This holiday season had all the makings of a logistical nightmare. Thanksgiving fell late, shortening the number of days carriers would have to ship an unprecedented number of packages. The last time the season was so short, in 2013, United Parcel Service Inc. failed to deliver orders from Inc. and others by Christmas, forcing the sellers to dole out gift cards and refunds.

In the years since, UPS and rival FedEx Corp. have spent billions of dollars to upgrade their networks. This was a chance to prove it had paid off, but it was also a key test for the internal logistics arm that Amazon has been expanding with gusto since that fateful 2013 holiday season. In a Dec. 19 statement, Amazon said it was on pace to ferry 3.5 billion packages globally in 2019.

This year they stood and delivered – Gulf News

US logistics and retail giants managed to get holiday packages delivered on schedule

The stretch between Black Friday and Christmas during the most recent holiday season was the shortest it’s been since 2013, a year that will live in logistics infamy after United Parcel Service Inc. failed to deliver gifts in time for their contents to become stocking-stuffers.

So the big question this time around was: Had UPS learnt enough — or more accurately, spent enough — over the past few years to avoid similar e-commerce pileups in its network?

And what of FedEx Corp.? The company seemed to offer up a fresh cut to its guidance every time management took to the airwaves last year and got itself banned in early December from carrying packages for third-party sellers on Inc.’s Prime service because of alleged poor performance.

UPS, FedEx Fees on Heavy Packages to Hit Consumers and Merchants – MSN

FedEx Corp. and United Parcel Service Inc. are escalating their war on bulky items by levying $24 fees on packages weighing more than 50 pounds.

Previously, packages weighing more than 70 pounds triggered additional handling surcharges. But the carriers are lowering their thresholds as part of an annual round of rate increases that could cause millions of packages to be hit by the fee—or force customers to change their shipping practices to avoid it.

The number of packages affected by the change could be significant. Neither company responded to questions about the estimated revenue the new fees would generate, but Shipware LLC, a shipping consulting firm, estimates that 14.5% of packages sent by its 100 largest shipper clients would be hit by the $24 fee under the new rules, up from 8.4%.

FedEx and UPS Have a New Problem With the Last Mile.
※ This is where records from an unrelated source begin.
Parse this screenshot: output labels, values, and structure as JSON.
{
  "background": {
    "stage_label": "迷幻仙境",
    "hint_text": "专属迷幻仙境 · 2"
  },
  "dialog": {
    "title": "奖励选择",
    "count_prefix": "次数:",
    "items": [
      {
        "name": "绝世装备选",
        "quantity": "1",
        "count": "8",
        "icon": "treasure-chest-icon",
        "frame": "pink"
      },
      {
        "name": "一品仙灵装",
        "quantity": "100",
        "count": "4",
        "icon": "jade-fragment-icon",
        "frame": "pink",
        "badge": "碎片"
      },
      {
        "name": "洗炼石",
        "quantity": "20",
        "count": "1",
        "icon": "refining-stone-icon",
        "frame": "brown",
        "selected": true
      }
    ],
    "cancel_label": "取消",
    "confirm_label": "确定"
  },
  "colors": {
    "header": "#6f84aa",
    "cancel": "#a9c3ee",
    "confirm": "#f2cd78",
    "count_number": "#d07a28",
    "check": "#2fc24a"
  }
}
It’s an Opportunity for Investors. – Barron’s

The “last mile”—the part of the global logistics network that brings holiday packages, among other things, to consumers’ doors—is becoming hotly contested.

And the rising competition is changing some minds on Wall Street, driving ratings changes on stocks such as FedEx and United Parcel Service. But the last mile is only part of the story when it comes to shipping. And the confusion created by the changing landscape is creating opportunity for investors willing to accept some stock-market volatility.

It’s easy to be confused by logistics. There is a lot to digest as e-commerce grows.